Court reform – how fit for the future?
Normal government convention seems to have gone out of the window. In the old days significant government announcements were never made in the run up to a national election. We have elections for MEPs in a few days, but MoJ has just announced that it will take probation back into public control and the week before they slipped out their response to the consultation on “Fit for the future: transforming the court and tribunal estate”.
The consultation closed over a year ago. It was an odd one since it asked for views on the strategy for closing courts but not on the major reason for their closure – the digital court reform programme.
The government response is a very long and pretty dense document so I’ll just give some observations
- It still seems clear that the government will close hundreds more courts and tribunals (the NAO said there would be 2.4 million fewer cases held in physical courtrooms every year), but says access to justice will not be compromised because people will be able to do justice by video or online instead. It is slightly disingenuous for the Lord Chancellor to assert: “As we pursue and implement more opportunities to settle disputes in a way which progresses cases away from our court estate – be it online or using remote links and technologies – we expect the demand for access to a physical court or tribunal hearing room to decrease”. Demand for courts will decrease because the government will force/strongly incentivise court users to do justice online/on video – so the demand will be managed down.
- HMCTS (the courts service) has clarified what they deem to be a reasonable length of journey to and from court. In the original consultation they suggested users should be able to get to and from court in the day, but didn’t define what that meant. Now they say a reasonable journey involves someone leaving home no earlier than 7.30am and returning home by 7.30pm. So they think a public transport journey of two hours each way is reasonable. But they say nothing about how someone looking after children/using daycare would be able to manage this, nor how defendants and defence witnesses would be able to afford the fares. They also admit that at least 5% of the population will not be able to get to court on time (9.30am) even if they do leave at 7.30am.

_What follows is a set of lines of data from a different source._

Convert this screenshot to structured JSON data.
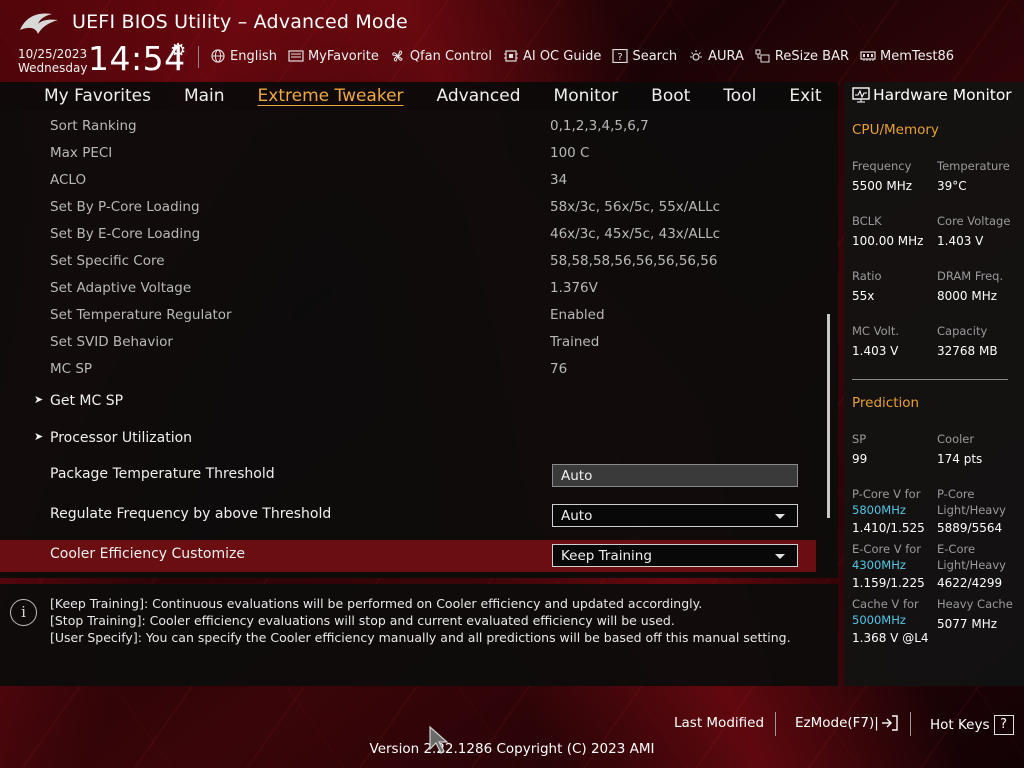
{
  "header": {
    "title": "UEFI BIOS Utility – Advanced Mode",
    "date": "10/25/2023",
    "weekday": "Wednesday",
    "time": "14:54",
    "tools": [
      {
        "label": "English",
        "icon": "globe-icon"
      },
      {
        "label": "MyFavorite",
        "icon": "favorite-icon"
      },
      {
        "label": "Qfan Control",
        "icon": "fan-icon"
      },
      {
        "label": "AI OC Guide",
        "icon": "ai-oc-icon"
      },
      {
        "label": "Search",
        "icon": "search-icon"
      },
      {
        "label": "AURA",
        "icon": "aura-icon"
      },
      {
        "label": "ReSize BAR",
        "icon": "resize-bar-icon"
      },
      {
        "label": "MemTest86",
        "icon": "memtest-icon"
      }
    ]
  },
  "menu": {
    "items": [
      "My Favorites",
      "Main",
      "Extreme Tweaker",
      "Advanced",
      "Monitor",
      "Boot",
      "Tool",
      "Exit"
    ],
    "active": "Extreme Tweaker"
  },
  "info_rows": [
    {
      "label": "Sort Ranking",
      "value": "0,1,2,3,4,5,6,7"
    },
    {
      "label": "Max PECI",
      "value": "100 C"
    },
    {
      "label": "ACLO",
      "value": "34"
    },
    {
      "label": "Set By P-Core Loading",
      "value": "58x/3c, 56x/5c, 55x/ALLc"
    },
    {
      "label": "Set By E-Core Loading",
      "value": "46x/3c, 45x/5c, 43x/ALLc"
    },
    {
      "label": "Set Specific Core",
      "value": "58,58,58,56,56,56,56,56"
    },
    {
      "label": "Set Adaptive Voltage",
      "value": "1.376V"
    },
    {
      "label": "Set Temperature Regulator",
      "value": "Enabled"
    },
    {
      "label": "Set SVID Behavior",
      "value": "Trained"
    },
    {
      "label": "MC SP",
      "value": "76"
    }
  ],
  "submenus": [
    "Get MC SP",
    "Processor Utilization"
  ],
  "settings": [
    {
      "label": "Package Temperature Threshold",
      "value": "Auto"
    },
    {
      "label": "Regulate Frequency by above Threshold",
      "value": "Auto"
    },
    {
      "label": "Cooler Efficiency Customize",
      "value": "Keep Training"
    }
  ],
  "help": {
    "lines": [
      "[Keep Training]: Continuous evaluations will be performed on Cooler efficiency and updated accordingly.",
      "[Stop Training]: Cooler efficiency evaluations will stop and current evaluated efficiency will be used.",
      "[User Specify]: You can specify the Cooler efficiency manually and all predictions will be based off this manual setting."
    ]
  },
  "hw_monitor": {
    "title": "Hardware Monitor",
    "cpu_memory_title": "CPU/Memory",
    "cpu": [
      {
        "key": "Frequency",
        "value": "5500 MHz"
      },
      {
        "key": "Temperature",
        "value": "39°C"
      },
      {
        "key": "BCLK",
        "value": "100.00 MHz"
      },
      {
        "key": "Core Voltage",
        "value": "1.403 V"
      },
      {
        "key": "Ratio",
        "value": "55x"
      },
      {
        "key": "DRAM Freq.",
        "value": "8000 MHz"
      },
      {
        "key": "MC Volt.",
        "value": "1.403 V"
      },
      {
        "key": "Capacity",
        "value": "32768 MB"
      }
    ],
    "prediction_title": "Prediction",
    "sp_key": "SP",
    "sp_value": "99",
    "cooler_key": "Cooler",
    "cooler_value": "174 pts",
    "pcore_v_key": "P-Core V for",
    "pcore_v_freq": "5800MHz",
    "pcore_v_value": "1.410/1.525",
    "pcore_lh_key1": "P-Core",
    "pcore_lh_key2": "Light/Heavy",
    "pcore_lh_value": "5889/5564",
    "ecore_v_key": "E-Core V for",
    "ecore_v_freq": "4300MHz",
    "ecore_v_value": "1.159/1.225",
    "ecore_lh_key1": "E-Core",
    "ecore_lh_key2": "Light/Heavy",
    "ecore_lh_value": "4622/4299",
    "cache_v_key": "Cache V for",
    "cache_v_freq": "5000MHz",
    "cache_v_value": "1.368 V @L4",
    "heavy_cache_key": "Heavy Cache",
    "heavy_cache_value": "5077 MHz"
  },
  "footer": {
    "last_modified": "Last Modified",
    "ezmode": "EzMode(F7)|",
    "hotkeys": "Hot Keys",
    "hotkeys_key": "?",
    "version": "Version 2.22.1286 Copyright (C) 2023 AMI"
  },
  "colors": {
    "accent": "#f0a840",
    "selected_row": "#6b0e12",
    "highlight_freq": "#4fc8e8"
  }
}
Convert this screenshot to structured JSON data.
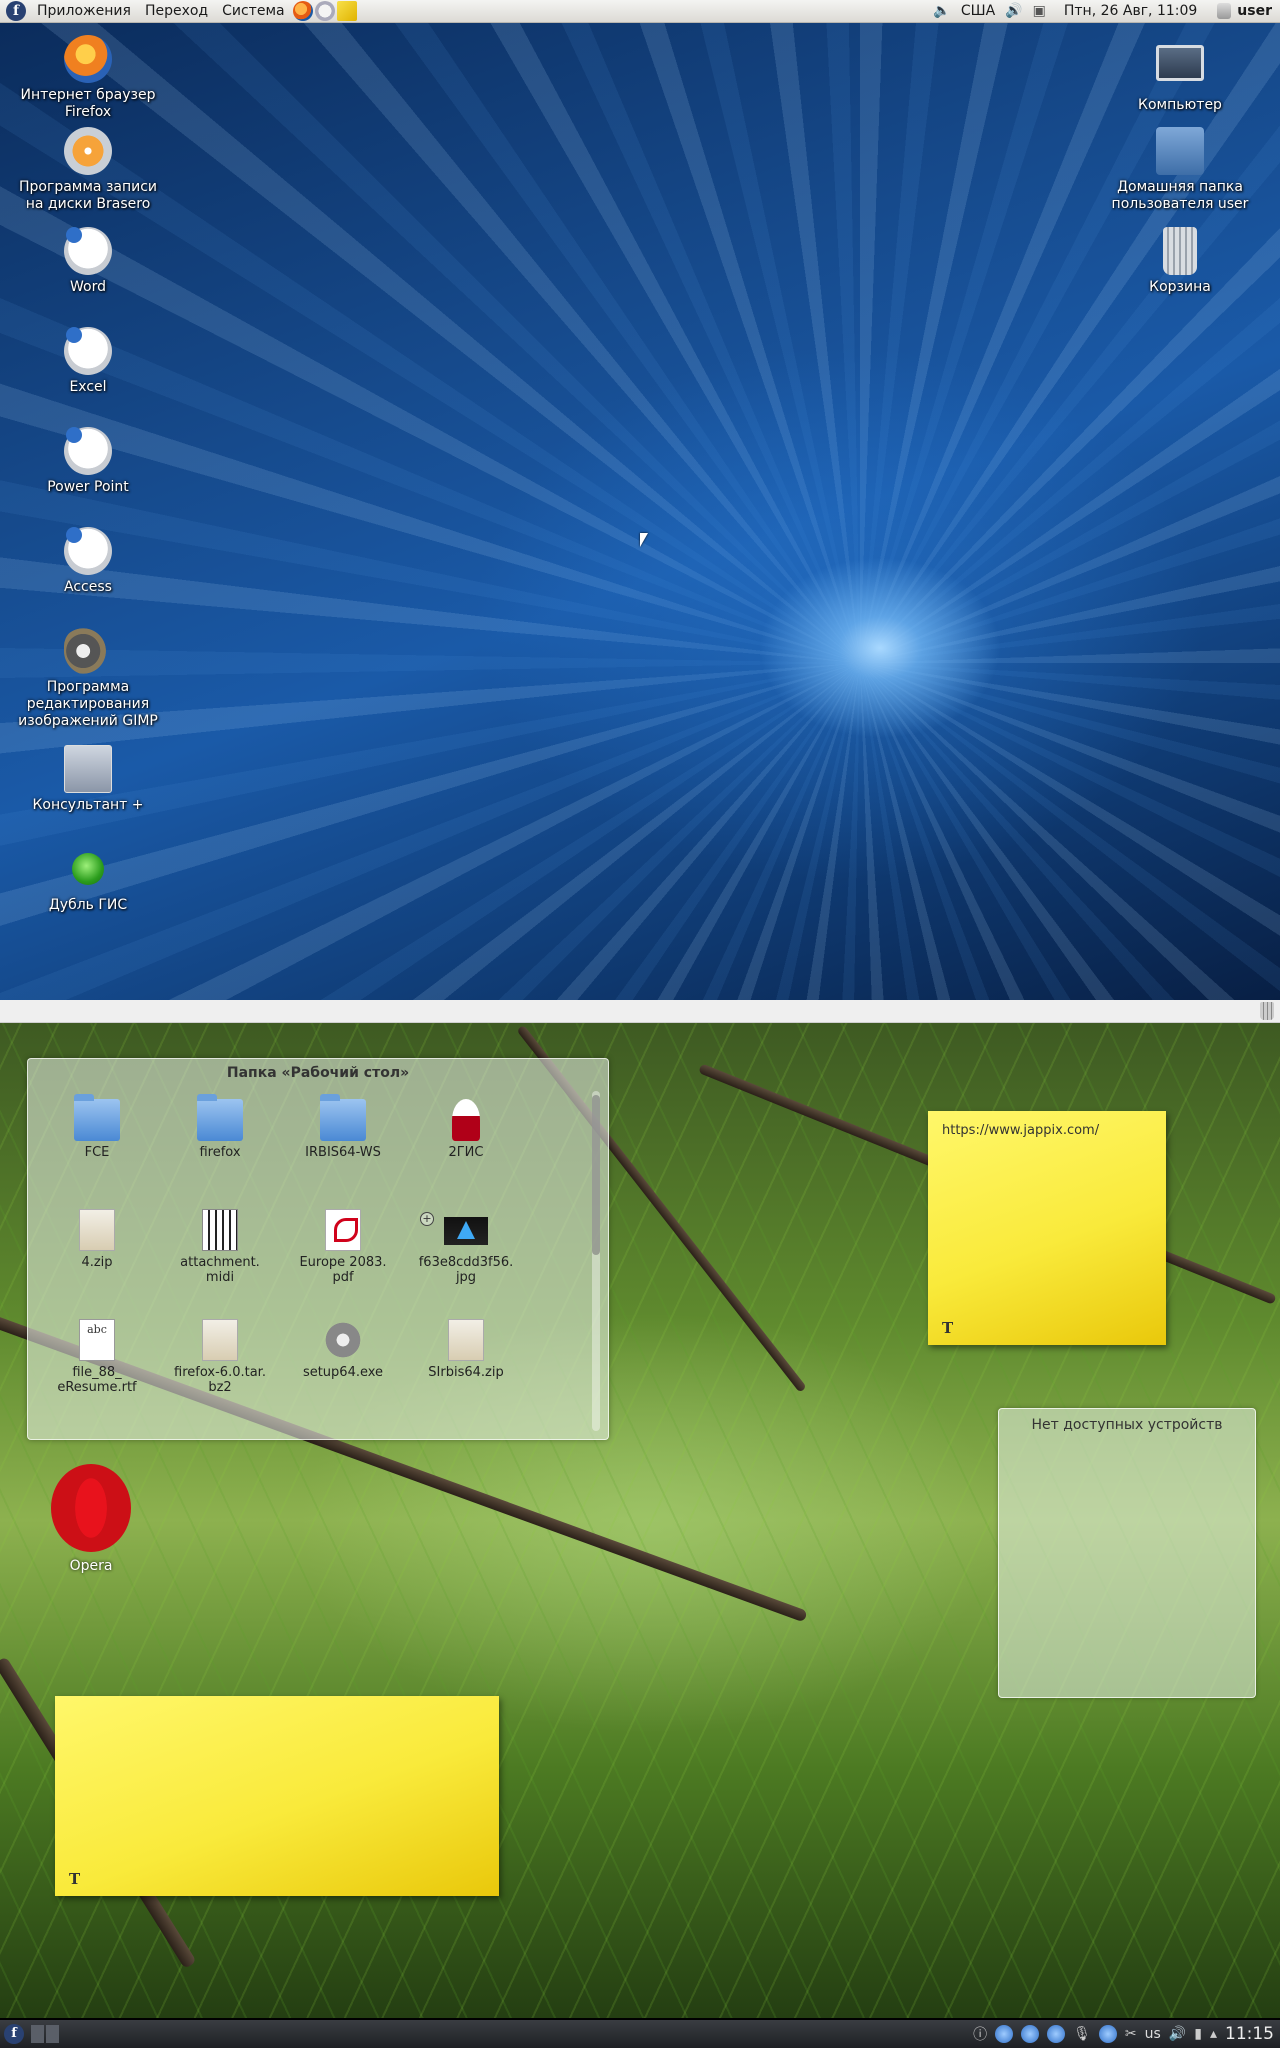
{
  "top_panel": {
    "menus": [
      "Приложения",
      "Переход",
      "Система"
    ],
    "keyboard_layout": "США",
    "clock": "Птн, 26 Авг, 11:09",
    "user": "user"
  },
  "top_desktop": {
    "left_icons": [
      {
        "label": "Интернет браузер\nFirefox",
        "icon": "firefox-icon"
      },
      {
        "label": "Программа записи\nна диски Brasero",
        "icon": "brasero-icon"
      },
      {
        "label": "Word",
        "icon": "word-icon"
      },
      {
        "label": "Excel",
        "icon": "excel-icon"
      },
      {
        "label": "Power Point",
        "icon": "powerpoint-icon"
      },
      {
        "label": "Access",
        "icon": "access-icon"
      },
      {
        "label": "Программа\nредактирования\nизображений GIMP",
        "icon": "gimp-icon"
      },
      {
        "label": "Консультант +",
        "icon": "consultant-icon"
      },
      {
        "label": "Дубль ГИС",
        "icon": "dublgis-icon"
      }
    ],
    "right_icons": [
      {
        "label": "Компьютер",
        "icon": "computer-icon"
      },
      {
        "label": "Домашняя папка\nпользователя user",
        "icon": "home-folder-icon"
      },
      {
        "label": "Корзина",
        "icon": "trash-icon"
      }
    ]
  },
  "folder_view": {
    "title": "Папка «Рабочий стол»",
    "items": [
      {
        "label": "FCE",
        "type": "folder"
      },
      {
        "label": "firefox",
        "type": "folder"
      },
      {
        "label": "IRBIS64-WS",
        "type": "folder"
      },
      {
        "label": "2ГИС",
        "type": "app"
      },
      {
        "label": "4.zip",
        "type": "zip"
      },
      {
        "label": "attachment.\nmidi",
        "type": "midi"
      },
      {
        "label": "Europe 2083.\npdf",
        "type": "pdf"
      },
      {
        "label": "f63e8cdd3f56.\njpg",
        "type": "jpg"
      },
      {
        "label": "file_88_\neResume.rtf",
        "type": "rtf"
      },
      {
        "label": "firefox-6.0.tar.\nbz2",
        "type": "zip"
      },
      {
        "label": "setup64.exe",
        "type": "exe"
      },
      {
        "label": "SIrbis64.zip",
        "type": "zip"
      }
    ],
    "plus_badge": "+"
  },
  "sticky_notes": [
    {
      "text": "https://www.jappix.com/",
      "tool": "T"
    },
    {
      "text": "",
      "tool": "T"
    }
  ],
  "devices_widget": {
    "title": "Нет доступных устройств"
  },
  "opera": {
    "label": "Opera"
  },
  "kde_panel": {
    "layout": "us",
    "clock": "11:15"
  }
}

- They say that those who have particular difficulty getting to court should be able to have a later hearing or to access their hearing another way – by video or online. I look forward to all defendants and witnesses receiving clear advice that they can request a hearing which suits their travel needs! And the video/online alternative is fine if such channels provide equal access to justice. But if people who use online/video courts get a a more negative outcome compared to those who use physical courts then disabled people who are encouraged to use online/video justice may get a second class service.
- There is anecdotal evidence that court closures so far have led to an increase in defendants and witnesses not turning up for their hearing. When defendants “fail to appear”, a warrant is issued for their arrest and, when caught, they are usually detained by the police and taken to court. HMCTS say: “there was not a significant increase in failure to attend warrants (including breach warrants) being issued as a proportion of hearings following the large closure programme of 2011/12”. But between 2017 and 2016 there was a 5% increase in FTA warrants despite a 4% drop in prosecutions. And I’ve heard that since 2017 the number of defendants not turning up to court has risen still further.
- Unfortunately we still have no good data on who court users are and thus who might be affected by court closures. HMCTS have resorted to proxy indicators in their response (having been challenged by the EHRC to improve their equality impact assessments) but I’m not sure these proxys are the best ones and they are no substitute for some proper field research in courts. I’m also not clear why best academic research has not been used to indicate the proportion of defendants likely to have mental disorders including intellectual disability (MacKinnon and Grubin 2013 estimate 38.7% of adults in police custody have such a mental disorder). Surely anyone with a mental disorder is going to be disproportionately affected if their local court is closed?
- Perhaps the most startling bit of this document is in the appendix. Annex C is an independent review by Professor Martin Chalkley of the University of York on how HMCTS should calculate whether to close a court on efficiency grounds. This seems to blow out of the water one of the key assumptions underpinning previous proposals to close courts – that all courts should ideally be working at full capacity. Professor Chalkley says that it can more efficient for buildings to run with some spare capacity: “we know from studies of hospitals that high bed occupancy can result in increased infections, poorer quality of treatment and ultimately lower activity. This last feature of high capacity utilisation is pernicious. A system being run “hot” may actually become less capable of delivering and in a context where the workload continues to accumulate there is a real risk of breakdown; excessive workload leads to over-utilisation which reduces throughput which leads to even greater utilisation and so on”. This makes sense and suggests that HMCTS may need to go back to the drawing board in working out whether under utilisation is really inefficient. I am a bit mystified why Professor Chalkley did this review pro bono (p43) given that PWC consultants are being paid £30 million by HMCTS. Surely he should be properly paid to do further research into how courts can be most efficiently used?
I really hope that HMCTS does this research (which may show that all courts should have significant spare capacity) and works out what impact the court reform programme is likely to have on justice outcomes. But this may be a vain hope – the digital court reform has tight timelines and the budget relies on courts closing.